ASSIGNMENT:
For the entries below, say how many lines hold the word "title", with the number as the only reply.

SUPPLIED RECORDS:
—————

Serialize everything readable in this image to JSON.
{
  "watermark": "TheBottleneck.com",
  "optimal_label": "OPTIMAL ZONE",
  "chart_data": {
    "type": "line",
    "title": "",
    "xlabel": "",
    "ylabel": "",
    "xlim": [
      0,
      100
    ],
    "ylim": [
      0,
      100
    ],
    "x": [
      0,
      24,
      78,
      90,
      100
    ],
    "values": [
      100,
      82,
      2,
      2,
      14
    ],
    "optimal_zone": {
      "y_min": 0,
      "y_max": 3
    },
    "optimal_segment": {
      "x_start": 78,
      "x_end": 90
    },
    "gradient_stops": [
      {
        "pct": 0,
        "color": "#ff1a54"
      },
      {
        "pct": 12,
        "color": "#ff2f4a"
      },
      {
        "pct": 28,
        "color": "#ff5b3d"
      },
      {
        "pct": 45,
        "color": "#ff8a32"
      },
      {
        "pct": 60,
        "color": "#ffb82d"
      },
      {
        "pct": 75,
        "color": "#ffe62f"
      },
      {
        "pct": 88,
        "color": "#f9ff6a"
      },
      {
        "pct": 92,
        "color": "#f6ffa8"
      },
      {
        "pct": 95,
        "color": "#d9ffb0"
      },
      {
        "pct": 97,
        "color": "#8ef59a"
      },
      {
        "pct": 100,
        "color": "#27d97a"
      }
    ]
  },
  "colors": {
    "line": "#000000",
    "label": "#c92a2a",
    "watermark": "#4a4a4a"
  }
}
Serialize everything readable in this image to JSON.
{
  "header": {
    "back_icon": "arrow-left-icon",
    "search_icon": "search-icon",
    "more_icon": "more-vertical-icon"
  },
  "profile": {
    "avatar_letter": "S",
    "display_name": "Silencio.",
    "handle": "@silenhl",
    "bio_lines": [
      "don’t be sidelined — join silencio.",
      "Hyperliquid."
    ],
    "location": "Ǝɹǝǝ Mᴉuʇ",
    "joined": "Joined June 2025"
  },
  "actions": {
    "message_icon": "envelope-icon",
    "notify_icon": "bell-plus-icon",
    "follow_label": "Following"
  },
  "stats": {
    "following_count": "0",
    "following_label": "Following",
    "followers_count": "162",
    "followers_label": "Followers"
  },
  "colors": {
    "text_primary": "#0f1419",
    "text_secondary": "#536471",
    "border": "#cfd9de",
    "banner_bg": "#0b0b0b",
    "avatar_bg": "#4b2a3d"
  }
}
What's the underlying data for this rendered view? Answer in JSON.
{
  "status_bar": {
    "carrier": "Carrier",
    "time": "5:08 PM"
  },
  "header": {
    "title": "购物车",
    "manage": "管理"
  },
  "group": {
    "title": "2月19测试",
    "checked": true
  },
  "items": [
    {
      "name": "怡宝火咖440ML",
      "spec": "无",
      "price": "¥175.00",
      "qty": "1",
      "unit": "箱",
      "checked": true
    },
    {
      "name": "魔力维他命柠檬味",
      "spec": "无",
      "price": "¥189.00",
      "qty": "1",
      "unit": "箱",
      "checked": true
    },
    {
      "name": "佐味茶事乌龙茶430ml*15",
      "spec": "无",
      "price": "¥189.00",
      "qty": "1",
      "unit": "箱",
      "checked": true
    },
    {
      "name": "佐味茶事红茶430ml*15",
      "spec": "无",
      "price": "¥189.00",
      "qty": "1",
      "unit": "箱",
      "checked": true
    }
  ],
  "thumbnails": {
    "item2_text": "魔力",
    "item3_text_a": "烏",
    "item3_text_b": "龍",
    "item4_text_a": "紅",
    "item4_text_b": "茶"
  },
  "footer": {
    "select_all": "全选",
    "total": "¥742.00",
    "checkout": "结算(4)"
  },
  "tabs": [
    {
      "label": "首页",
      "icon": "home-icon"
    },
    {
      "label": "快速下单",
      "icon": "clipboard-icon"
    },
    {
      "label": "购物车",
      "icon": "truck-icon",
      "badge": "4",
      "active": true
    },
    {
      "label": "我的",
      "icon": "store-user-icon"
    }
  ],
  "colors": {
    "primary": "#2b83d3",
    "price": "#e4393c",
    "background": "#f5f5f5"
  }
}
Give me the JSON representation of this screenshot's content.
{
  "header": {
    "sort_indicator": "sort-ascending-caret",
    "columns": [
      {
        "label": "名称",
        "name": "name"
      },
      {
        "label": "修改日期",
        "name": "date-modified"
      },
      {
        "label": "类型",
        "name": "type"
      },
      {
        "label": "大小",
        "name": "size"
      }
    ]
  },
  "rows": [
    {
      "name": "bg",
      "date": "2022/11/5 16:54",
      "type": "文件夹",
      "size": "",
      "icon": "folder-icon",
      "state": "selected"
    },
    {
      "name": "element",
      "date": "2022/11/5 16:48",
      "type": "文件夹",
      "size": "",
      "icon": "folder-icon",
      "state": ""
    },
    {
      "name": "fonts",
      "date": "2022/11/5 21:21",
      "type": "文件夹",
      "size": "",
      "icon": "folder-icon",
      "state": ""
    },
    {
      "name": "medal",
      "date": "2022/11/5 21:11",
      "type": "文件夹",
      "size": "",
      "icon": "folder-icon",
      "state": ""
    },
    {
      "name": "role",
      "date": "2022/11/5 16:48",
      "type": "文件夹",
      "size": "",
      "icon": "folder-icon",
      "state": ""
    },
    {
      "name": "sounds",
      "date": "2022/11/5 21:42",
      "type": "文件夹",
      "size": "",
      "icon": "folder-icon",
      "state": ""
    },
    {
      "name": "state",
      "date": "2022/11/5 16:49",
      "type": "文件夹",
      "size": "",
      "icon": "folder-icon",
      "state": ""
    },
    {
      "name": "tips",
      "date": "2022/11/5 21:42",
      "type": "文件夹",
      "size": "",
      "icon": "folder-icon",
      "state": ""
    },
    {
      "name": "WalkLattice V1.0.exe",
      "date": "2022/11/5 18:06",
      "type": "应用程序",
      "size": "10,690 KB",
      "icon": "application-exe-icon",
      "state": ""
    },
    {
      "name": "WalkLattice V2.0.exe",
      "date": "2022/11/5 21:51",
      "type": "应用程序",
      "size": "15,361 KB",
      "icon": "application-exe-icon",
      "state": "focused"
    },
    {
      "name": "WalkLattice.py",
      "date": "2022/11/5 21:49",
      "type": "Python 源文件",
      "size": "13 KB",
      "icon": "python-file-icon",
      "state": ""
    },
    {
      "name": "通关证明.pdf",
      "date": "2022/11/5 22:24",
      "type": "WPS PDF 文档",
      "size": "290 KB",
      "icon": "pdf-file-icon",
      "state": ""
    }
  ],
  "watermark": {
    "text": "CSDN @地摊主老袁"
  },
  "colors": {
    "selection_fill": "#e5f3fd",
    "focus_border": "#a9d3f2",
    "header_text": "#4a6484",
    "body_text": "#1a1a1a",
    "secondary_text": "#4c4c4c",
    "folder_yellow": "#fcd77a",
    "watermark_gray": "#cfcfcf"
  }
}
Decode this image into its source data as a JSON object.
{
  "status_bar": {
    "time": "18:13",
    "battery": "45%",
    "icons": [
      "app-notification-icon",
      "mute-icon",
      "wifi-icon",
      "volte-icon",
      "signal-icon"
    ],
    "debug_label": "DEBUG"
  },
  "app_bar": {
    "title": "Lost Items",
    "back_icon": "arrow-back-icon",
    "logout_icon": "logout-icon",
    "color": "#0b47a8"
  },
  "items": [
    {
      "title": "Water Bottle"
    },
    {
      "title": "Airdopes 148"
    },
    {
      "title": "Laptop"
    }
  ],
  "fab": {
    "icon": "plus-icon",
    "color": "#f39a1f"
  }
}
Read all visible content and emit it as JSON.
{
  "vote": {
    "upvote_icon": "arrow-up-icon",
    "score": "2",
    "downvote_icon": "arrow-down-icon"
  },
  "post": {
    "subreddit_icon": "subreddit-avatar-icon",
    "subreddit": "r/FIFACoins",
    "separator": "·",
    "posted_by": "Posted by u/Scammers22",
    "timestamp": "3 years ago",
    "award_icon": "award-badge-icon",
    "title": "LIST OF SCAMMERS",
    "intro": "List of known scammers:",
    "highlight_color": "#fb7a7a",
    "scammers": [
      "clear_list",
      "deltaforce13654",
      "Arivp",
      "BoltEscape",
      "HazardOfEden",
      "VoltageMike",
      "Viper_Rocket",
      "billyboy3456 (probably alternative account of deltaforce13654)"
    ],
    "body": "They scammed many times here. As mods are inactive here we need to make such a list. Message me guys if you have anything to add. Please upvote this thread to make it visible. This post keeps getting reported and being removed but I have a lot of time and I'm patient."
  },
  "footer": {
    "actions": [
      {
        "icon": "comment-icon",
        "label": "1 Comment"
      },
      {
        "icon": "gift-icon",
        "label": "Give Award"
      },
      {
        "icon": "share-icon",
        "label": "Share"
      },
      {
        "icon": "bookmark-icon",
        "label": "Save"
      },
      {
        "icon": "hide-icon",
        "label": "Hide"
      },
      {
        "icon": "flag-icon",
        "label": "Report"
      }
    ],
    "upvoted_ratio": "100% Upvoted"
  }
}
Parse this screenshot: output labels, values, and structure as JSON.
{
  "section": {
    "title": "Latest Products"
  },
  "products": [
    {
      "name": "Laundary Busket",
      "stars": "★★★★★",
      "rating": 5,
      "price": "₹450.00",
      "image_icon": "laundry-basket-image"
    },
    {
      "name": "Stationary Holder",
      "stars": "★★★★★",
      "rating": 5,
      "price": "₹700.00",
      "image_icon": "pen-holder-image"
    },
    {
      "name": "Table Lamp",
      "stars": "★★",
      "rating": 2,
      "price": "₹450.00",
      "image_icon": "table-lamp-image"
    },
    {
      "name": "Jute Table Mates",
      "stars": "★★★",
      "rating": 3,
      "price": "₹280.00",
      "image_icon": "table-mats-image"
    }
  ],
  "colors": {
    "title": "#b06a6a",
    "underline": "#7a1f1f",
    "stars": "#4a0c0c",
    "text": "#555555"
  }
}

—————

SOLUTION FOR THIS PROBLEM:
10